(What you will do) Whenever a line of the entries below holds the string "Income", copy that line and return it.

[Dataset rows describing interfaces]
----

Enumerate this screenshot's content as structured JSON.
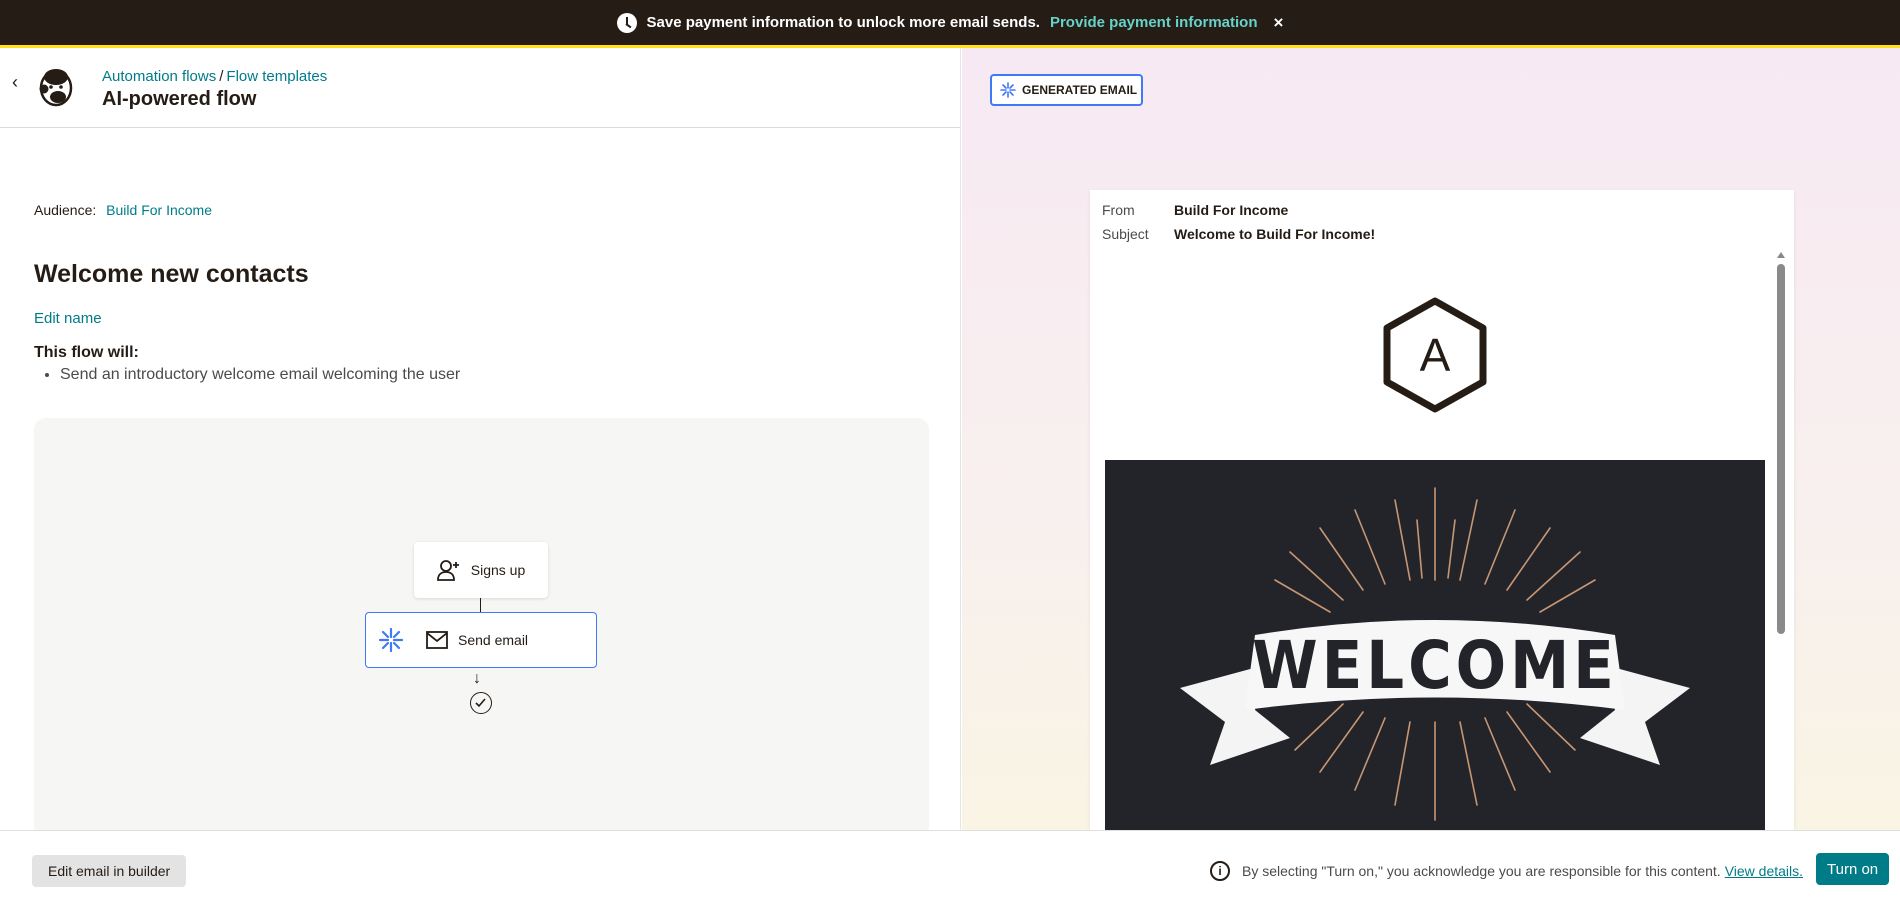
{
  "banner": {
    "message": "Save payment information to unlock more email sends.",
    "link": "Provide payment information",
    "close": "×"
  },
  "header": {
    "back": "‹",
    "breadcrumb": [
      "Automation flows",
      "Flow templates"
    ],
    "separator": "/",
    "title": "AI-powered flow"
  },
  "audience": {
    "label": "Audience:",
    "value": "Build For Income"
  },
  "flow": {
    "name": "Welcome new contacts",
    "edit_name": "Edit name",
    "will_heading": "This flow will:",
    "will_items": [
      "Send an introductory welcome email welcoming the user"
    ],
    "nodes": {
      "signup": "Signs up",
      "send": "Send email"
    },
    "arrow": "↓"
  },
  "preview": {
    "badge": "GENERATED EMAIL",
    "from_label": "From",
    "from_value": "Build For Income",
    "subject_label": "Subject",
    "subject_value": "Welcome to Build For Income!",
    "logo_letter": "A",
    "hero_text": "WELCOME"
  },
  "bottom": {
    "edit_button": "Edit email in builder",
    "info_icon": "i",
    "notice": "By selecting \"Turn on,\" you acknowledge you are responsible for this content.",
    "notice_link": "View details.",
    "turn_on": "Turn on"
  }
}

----

(Task output)
    "value": "Build For Income"
    "from_value": "Build For Income",
    "subject_value": "Welcome to Build For Income!",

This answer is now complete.